▶ What you need to do: Search term "value": please copy every line of the records below that contains it.

▶ Records supplied:
◆ ◆ ◆ ◆ ◆

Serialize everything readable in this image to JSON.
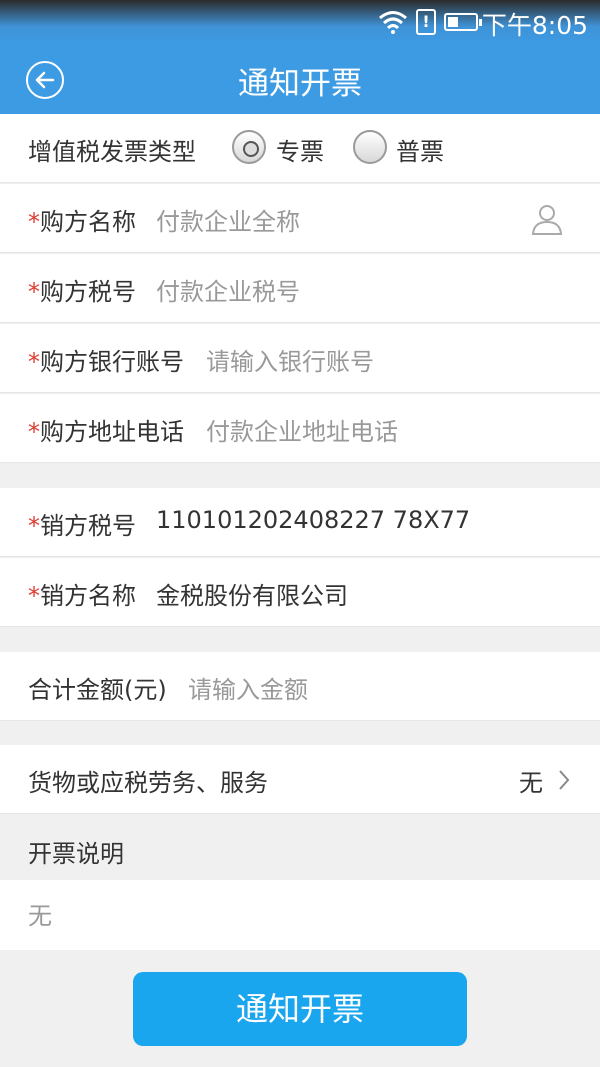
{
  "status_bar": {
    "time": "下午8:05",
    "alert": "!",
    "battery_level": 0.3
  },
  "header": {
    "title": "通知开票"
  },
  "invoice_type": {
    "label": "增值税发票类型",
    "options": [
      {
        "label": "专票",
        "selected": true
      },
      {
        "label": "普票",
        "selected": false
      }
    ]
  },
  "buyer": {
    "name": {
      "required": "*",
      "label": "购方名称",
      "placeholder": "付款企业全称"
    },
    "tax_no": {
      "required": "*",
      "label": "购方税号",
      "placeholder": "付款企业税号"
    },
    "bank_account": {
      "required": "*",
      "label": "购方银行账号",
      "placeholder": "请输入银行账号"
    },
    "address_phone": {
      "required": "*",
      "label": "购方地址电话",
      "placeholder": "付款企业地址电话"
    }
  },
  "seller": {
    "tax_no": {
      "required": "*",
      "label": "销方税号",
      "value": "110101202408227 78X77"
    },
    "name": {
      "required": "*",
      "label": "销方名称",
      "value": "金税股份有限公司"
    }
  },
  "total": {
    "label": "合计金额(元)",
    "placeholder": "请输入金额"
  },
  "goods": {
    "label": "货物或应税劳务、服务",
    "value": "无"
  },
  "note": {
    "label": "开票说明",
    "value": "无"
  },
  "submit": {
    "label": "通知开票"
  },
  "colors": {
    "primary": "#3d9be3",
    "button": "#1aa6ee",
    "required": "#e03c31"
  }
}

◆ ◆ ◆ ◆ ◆

▶ Written solution:
      "value": "110101202408227 78X77"
      "value": "金税股份有限公司"
    "value": "无"
    "value": "无"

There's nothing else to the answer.